When Hannah Martin stood up in the House of Commons to address the prime minister over Indigenous rights, she says she never had anything formally prepared.
The Mi’kmaw woman didn’t need to.
“Even though I didn’t prepare formally for it I had been preparing throughout my undergrad with the kind of work I have been doing as an Indigenous studies student,” said Martin, who is set to graduate from McMaster University in Hamilton, Ont. with an honours degree.
“As Indigenous studies students, every day we kind of discuss this idea, if you had the opportunity to do something like this and address an issue, with that kind of power and weight, what would you say to a leader.”
Martin told Justin Trudeau, on April 2 in the House of Commons, he can’t call himself a feminist if he continues to allow companies to “rape the land” of its resources.
“In that moment I really did feel the power of generations behind me come out through that speech,” she said.
Video clips of her speech spread across the Internet in what was an event called Daughters of the Vote, where nearly 340 young women from across the country took the seats of politicians for the day in the House of Commons.
Trudeau addressed the crowd and heard from some of the women.
“You cannot be a feminist if you are allowing corporations to rape the land, because as Indigenous peoples that is our mother. That is not a myth. That is not a legend. That is not a belief. That is fact. That is truth to us. She is our mother,” Martin told Trudeau.
She was referring to Indigenous rights as a whole but also what’s unfolding on the East Coast with Alton Natural Gas Storage, a resource development company.
Days after her speech, three Mi’kmaw grandmothers were arrested fighting Alton Gas in Nova Scotia.
The Mi’kmaq occupied a camp at the entrance to the Alton site since 2017.
And Mi’kmaw grandmothers maintained a steady presence there since a temporary court injunction was issued in March.
For years many Mi’kmaq have opposed the project that Alton plans to use water from the Sipekne’katik River to create large, underground storage caverns that would require dumping salt brine into the river. Protesters fear the 73-kilometre tidal river, which cuts through the middle of Nova Scotia, may be polluted.
Martin is from the traditional, unceded territory of Taqamiju’jk in Nova Scotia is a member of Millbrook First Nation.
She has been heavily involved in Indigenous rights while at McMaster and recently returned from the United Nations Permanent Forum on Indigenous Issues, where she helped draft resolutions with a focus on the importance of traditional knowledge.
But that begins with the land.
“You can’t address the protection, transmission or generation of traditional knowledge without addressing, protecting our lands, territories and resources. So the conversations around nation to nation relationships have to come back to this, because our knowledge is within the language and language is intertwined with the land. We can’t practise our traditions and ceremonies, our language and ways of life and being without access to that land,” said Martin.

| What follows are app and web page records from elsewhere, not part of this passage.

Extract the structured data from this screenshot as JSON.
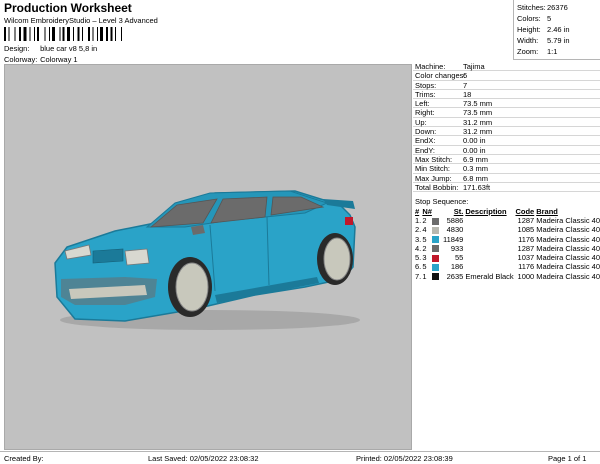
{
  "header": {
    "title": "Production Worksheet",
    "subtitle": "Wilcom EmbroideryStudio – Level 3 Advanced"
  },
  "meta": {
    "design_label": "Design:",
    "design_value": "blue car v8 5,8 in",
    "colorway_label": "Colorway:",
    "colorway_value": "Colorway 1"
  },
  "stats": [
    {
      "label": "Stitches:",
      "value": "26376"
    },
    {
      "label": "Colors:",
      "value": "5"
    },
    {
      "label": "Height:",
      "value": "2.46 in"
    },
    {
      "label": "Width:",
      "value": "5.79 in"
    },
    {
      "label": "Zoom:",
      "value": "1:1"
    }
  ],
  "machine_info": [
    {
      "label": "Machine:",
      "value": "Tajima"
    },
    {
      "label": "Color changes:",
      "value": "6"
    },
    {
      "label": "Stops:",
      "value": "7"
    },
    {
      "label": "Trims:",
      "value": "18"
    },
    {
      "label": "Left:",
      "value": "73.5 mm"
    },
    {
      "label": "Right:",
      "value": "73.5 mm"
    },
    {
      "label": "Up:",
      "value": "31.2 mm"
    },
    {
      "label": "Down:",
      "value": "31.2 mm"
    },
    {
      "label": "EndX:",
      "value": "0.00 in"
    },
    {
      "label": "EndY:",
      "value": "0.00 in"
    },
    {
      "label": "Max Stitch:",
      "value": "6.9 mm"
    },
    {
      "label": "Min Stitch:",
      "value": "0.3 mm"
    },
    {
      "label": "Max Jump:",
      "value": "6.8 mm"
    },
    {
      "label": "Total Bobbin:",
      "value": "171.63ft"
    }
  ],
  "stop_sequence": {
    "title": "Stop Sequence:",
    "headers": {
      "idx": "#",
      "n": "N#",
      "st": "St.",
      "desc": "Description",
      "code": "Code",
      "brand": "Brand"
    },
    "rows": [
      {
        "idx": "1.",
        "n": "2",
        "color": "#6b6b6b",
        "st": "5886",
        "desc": "",
        "code": "1287",
        "brand": "Madeira Classic 40"
      },
      {
        "idx": "2.",
        "n": "4",
        "color": "#b8b8b0",
        "st": "4830",
        "desc": "",
        "code": "1085",
        "brand": "Madeira Classic 40"
      },
      {
        "idx": "3.",
        "n": "5",
        "color": "#2aa3c8",
        "st": "11849",
        "desc": "",
        "code": "1176",
        "brand": "Madeira Classic 40"
      },
      {
        "idx": "4.",
        "n": "2",
        "color": "#6b6b6b",
        "st": "933",
        "desc": "",
        "code": "1287",
        "brand": "Madeira Classic 40"
      },
      {
        "idx": "5.",
        "n": "3",
        "color": "#c0182a",
        "st": "55",
        "desc": "",
        "code": "1037",
        "brand": "Madeira Classic 40"
      },
      {
        "idx": "6.",
        "n": "5",
        "color": "#2aa3c8",
        "st": "186",
        "desc": "",
        "code": "1176",
        "brand": "Madeira Classic 40"
      },
      {
        "idx": "7.",
        "n": "1",
        "color": "#101010",
        "st": "2635",
        "desc": "Emerald Black",
        "code": "1000",
        "brand": "Madeira Classic 40"
      }
    ]
  },
  "footer": {
    "created": "Created By:",
    "saved": "Last Saved: 02/05/2022 23:08:32",
    "printed": "Printed: 02/05/2022 23:08:39",
    "page": "Page 1 of 1"
  },
  "colors": {
    "canvas_bg": "#c1c1c1",
    "car_body": "#2aa3c8",
    "car_shadow": "#1b7a99",
    "window": "#6b6b6b",
    "wheel": "#c8c8bc",
    "tail_light": "#c0182a"
  }
}
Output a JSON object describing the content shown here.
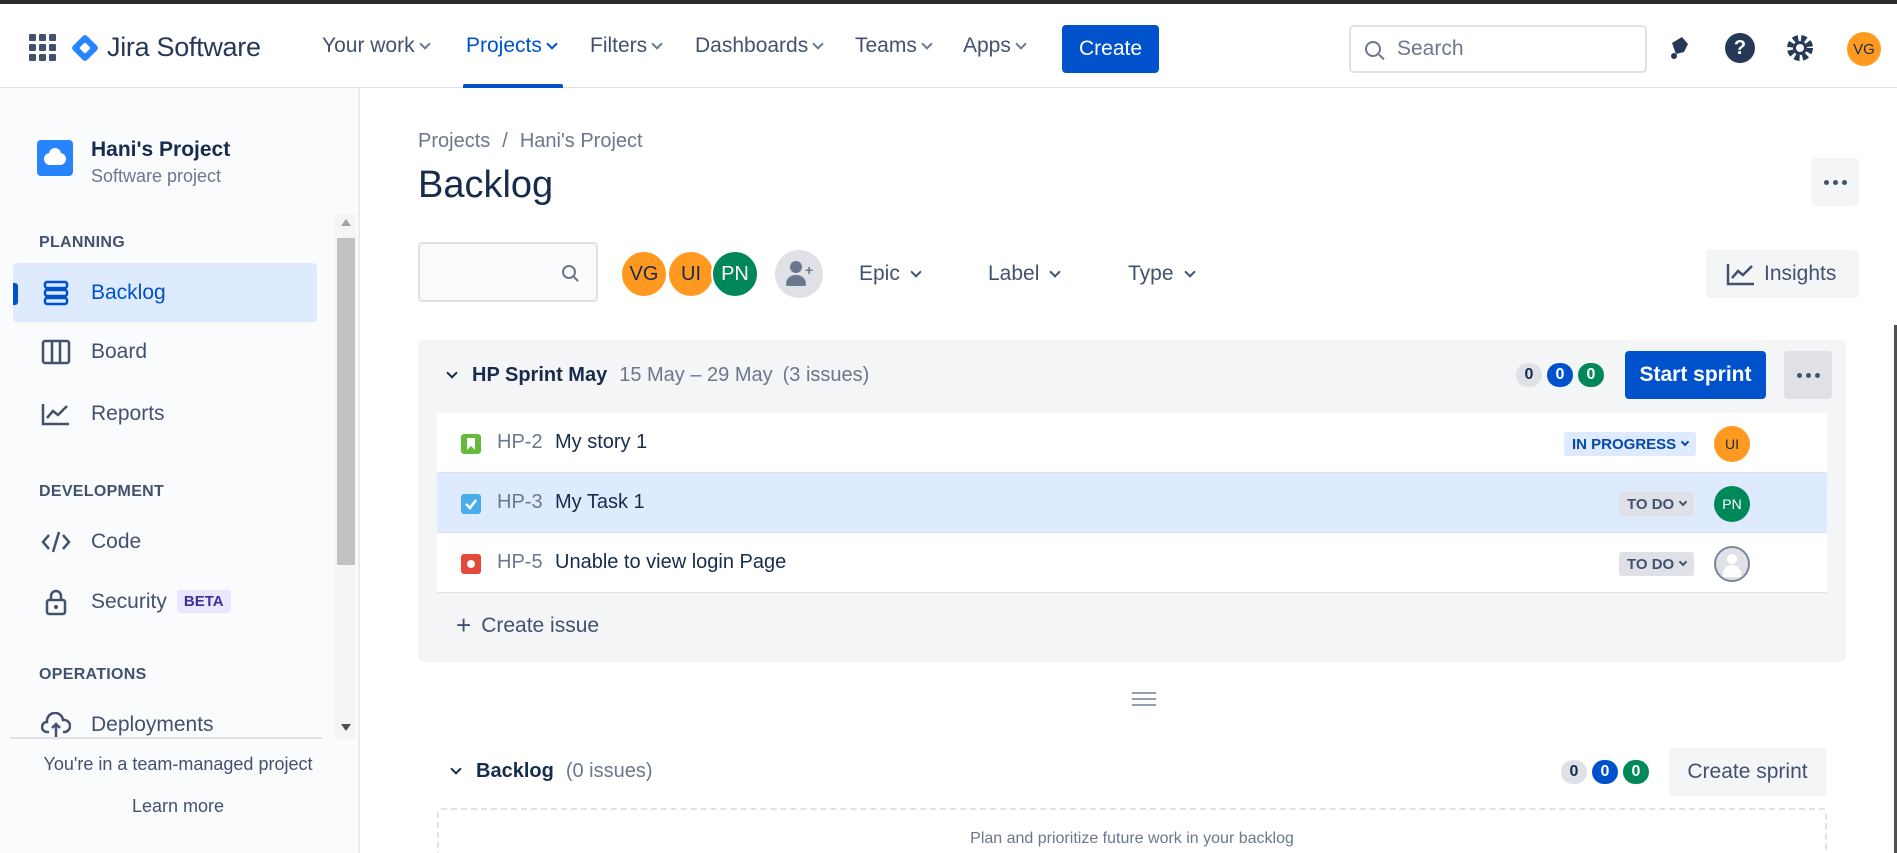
{
  "topnav": {
    "logo_text": "Jira Software",
    "items": [
      {
        "label": "Your work"
      },
      {
        "label": "Projects"
      },
      {
        "label": "Filters"
      },
      {
        "label": "Dashboards"
      },
      {
        "label": "Teams"
      },
      {
        "label": "Apps"
      }
    ],
    "create_label": "Create",
    "search_placeholder": "Search",
    "user_initials": "VG"
  },
  "sidebar": {
    "project_name": "Hani's Project",
    "project_type": "Software project",
    "sections": {
      "planning": "PLANNING",
      "development": "DEVELOPMENT",
      "operations": "OPERATIONS"
    },
    "items": {
      "backlog": "Backlog",
      "board": "Board",
      "reports": "Reports",
      "code": "Code",
      "security": "Security",
      "security_badge": "BETA",
      "deployments": "Deployments"
    },
    "team_note": "You're in a team-managed project",
    "learn_more": "Learn more"
  },
  "main": {
    "breadcrumb": {
      "root": "Projects",
      "sep": "/",
      "project": "Hani's Project"
    },
    "title": "Backlog",
    "filters": {
      "avatars": [
        {
          "initials": "VG",
          "color": "#FF991F"
        },
        {
          "initials": "UI",
          "color": "#FF991F"
        },
        {
          "initials": "PN",
          "color": "#00875A"
        }
      ],
      "epic": "Epic",
      "label": "Label",
      "type": "Type",
      "insights": "Insights"
    },
    "sprint": {
      "name": "HP Sprint May",
      "dates": "15 May – 29 May",
      "issue_count": "(3 issues)",
      "counts": {
        "todo": "0",
        "inprogress": "0",
        "done": "0"
      },
      "start_label": "Start sprint",
      "issues": [
        {
          "key": "HP-2",
          "summary": "My story 1",
          "type": "story",
          "status": "IN PROGRESS",
          "assignee": "UI"
        },
        {
          "key": "HP-3",
          "summary": "My Task 1",
          "type": "task",
          "status": "TO DO",
          "assignee": "PN"
        },
        {
          "key": "HP-5",
          "summary": "Unable to view login Page",
          "type": "bug",
          "status": "TO DO",
          "assignee": ""
        }
      ],
      "create_issue": "Create issue"
    },
    "backlog": {
      "name": "Backlog",
      "issue_count": "(0 issues)",
      "counts": {
        "todo": "0",
        "inprogress": "0",
        "done": "0"
      },
      "create_sprint": "Create sprint",
      "empty_text": "Plan and prioritize future work in your backlog"
    }
  },
  "colors": {
    "brand": "#0052CC",
    "story": "#63BA3C",
    "task": "#4BADE8",
    "bug": "#E5493A"
  }
}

“I think that has to be at the very heart and spirit of the conversation around nation to nation relationships, is returning that land because everything else is inherently connected to the land.”
Nation to Nation also interviewed University of Toronto researcher Andrée-Anne Fafard St-Germain. She looked at the effectiveness of the Nutrition North program in 10 Nunavut communities.
Nutrition North is supposed to make it cheaper to buy perishable foods in Canada’s territories.
Ottawa says the cost of a basket of groceries had dropped five percent and the weight of items shipped north had grown by 25 per cent since the program began. But Fafard St-Germain discovered that didn’t translate into more accessibility to food.
“So we don’t see that more people are able to afford and access food, we see the opposite,” she said. “So even though more food is supposed to be shipped to these communities, we see more and more people telling us that they can’t put food on the table because they don’t have the money for it.”
Food insecurity affected one third of all families in 2010. By 2014, one full year after Nutrition North had been implemented, that number had grown to 47 per cent.
Fafard St-Germain’s study doesn’t explain why the figure for food insecurity is growing. But she doesn’t believe Nutrition North should be scrapped and replaced.
“What’s the next step? What kind of actions do we need to really have a meaningful impact on reducing those rates of food insecurity,” she said. “So going beyond Nutrition North or beyond a food subsidy, what is needed in those communities to reduce the rates of food insecurity in a way that’s sustainable and meaningful.”